> [Required action]:
Those lines of the data that hold the word "bias" are to be copied out.

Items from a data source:
◇ ◇ ◇ ◇

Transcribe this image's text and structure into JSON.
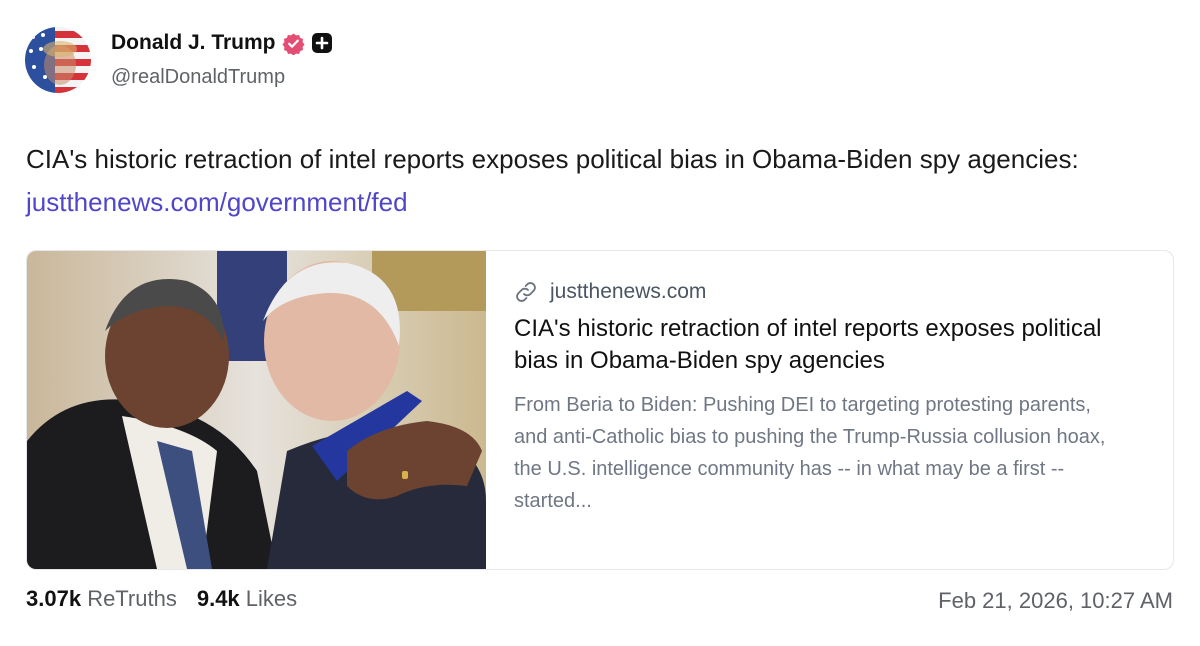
{
  "author": {
    "display_name": "Donald J. Trump",
    "handle": "@realDonaldTrump",
    "avatar_icon": "american-flag-portrait",
    "verified_icon": "verified-badge-icon",
    "verified_color": "#e44e74",
    "plus_icon": "plus-square-icon"
  },
  "post": {
    "text": "CIA's historic retraction of intel reports exposes political bias in Obama-Biden spy agencies: ",
    "link_text": "justthenews.com/government/fed",
    "link_color": "#4f46c8"
  },
  "card": {
    "domain_icon": "link-icon",
    "domain": "justthenews.com",
    "title": "CIA's historic retraction of intel reports exposes political bias in Obama-Biden spy agencies",
    "description": "From Beria to Biden: Pushing DEI to targeting protesting parents, and anti-Catholic bias to pushing the Trump-Russia collusion hoax, the U.S. intelligence community has -- in what may be a first -- started...",
    "image": "photo-two-men-laughing"
  },
  "stats": {
    "retruths_count": "3.07k",
    "retruths_label": "ReTruths",
    "likes_count": "9.4k",
    "likes_label": "Likes"
  },
  "timestamp": "Feb 21, 2026, 10:27 AM"
}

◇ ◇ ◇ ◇

> [Answer section]:
    "text": "CIA's historic retraction of intel reports exposes political bias in Obama-Biden spy agencies: ",
    "title": "CIA's historic retraction of intel reports exposes political bias in Obama-Biden spy agencies",
    "description": "From Beria to Biden: Pushing DEI to targeting protesting parents, and anti-Catholic bias to pushing the Trump-Russia collusion hoax, the U.S. intelligence community has -- in what may be a first -- started...",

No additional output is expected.